A few days ago, I read Clothilde Armand’s (Romanian MEP, Renew Europe Group) piece on Politico, and she wrote: “I see this dynamic in person when I am at home in Romania, where the local supermarkets belong to French-owned chains like Carrefour or Auchan. My phone operator is French. The water coming out of my tap is provided by a French company. I also pay my gas bill to a French multinational — through a French-owned bank.” And if the shop/bank isn’t French, chances are high that it is German – think Aldi and Lidl. The list could go on with petrol stations (Austrian OMV or Dutch Shell leading the way), telecom operators (German Telekom) and you name it.

And we shouldn’t forget the fact that the “beneficiaries” get most of the funding to their accounts at ECB, managed by their own central banks. And the central banks use most of this money to buy German, French, Dutch or other government bonds, mostly because they are stable, safe and secure. So, in reality German, French, Dutch and other public institutions are financed, public officials are paid using the funds given to the “beneficiaries”. Funding is also used to fuel the domestic demand for goods produced by or within the Eurozone, like Ms. Armand and many other before her wrote. An often ignored point is that the EU funds are used to stimulate the economies of contributor countries as well.

Western European companies are keen to avoid paying taxes in the receiving member states, using European “tax havens”, like the “frugal four” member Netherlands. Which, according to the TAX3 commission report from the European Parliament, are basically a tax haven. The Netherlands ‘wins’ a lot of money on the single market: by one estimate 7,1 billion euros a year of additional corporate income tax revenues. Much of that revenue comes from those countries which are on the receiving end of cohesion policy.

Brexit might give us a glimpse – not now, but when the real separation process will start – to what extent European economies and business chains are intertwined and how inseparable they’ve become during the last few decades.

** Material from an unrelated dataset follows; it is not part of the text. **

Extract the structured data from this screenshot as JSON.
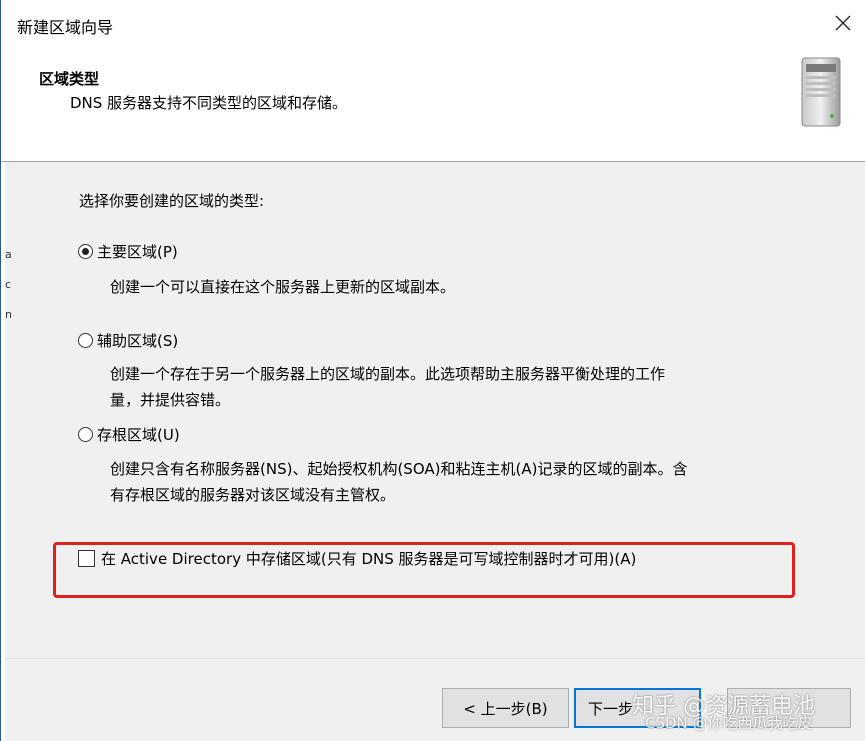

As Piort Arak pointed out in his opinion: Thomas Piketty made the opposite argument in his works. For each euro spent another one and half is created in trade in Western Europe. There are no “winners and losers”: everybody in the single market is net beneficiary of it – only, of course, it’s more difficult to see than simply claim „I’m a net contributor”.

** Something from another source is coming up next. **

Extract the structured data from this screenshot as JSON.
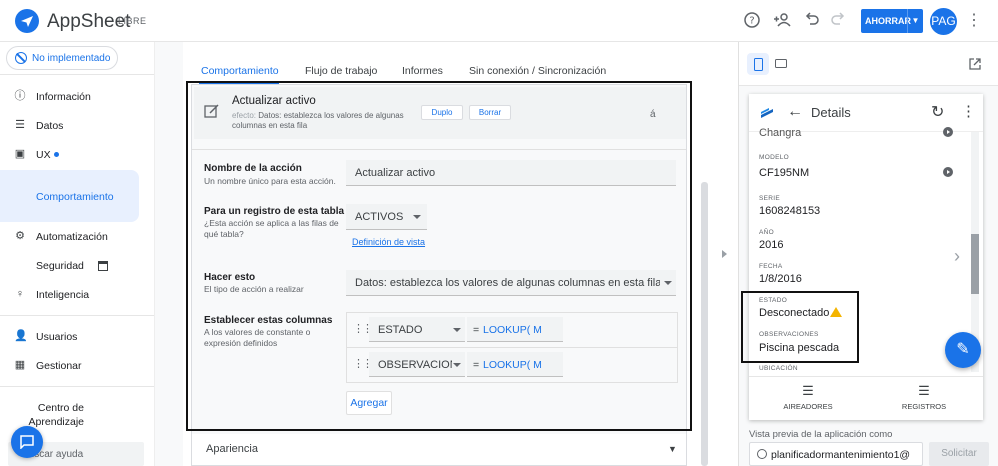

It’d be high time for everyone in the EU, but especially for those considered “net contributors” to reflect honestly on how much they actually gain from cooperation, how important cohesion for Europe is and start to fight to keep the fellowship alive.

Leave a Reply

Your email address will not be published. Required fields are marked *

This website uses cookies to provide user authentication. Please indicate whether you consent to our site placing cookies on your device and agree with our Privacy Policy. To find out more, please read our Privacy and Cookie Policy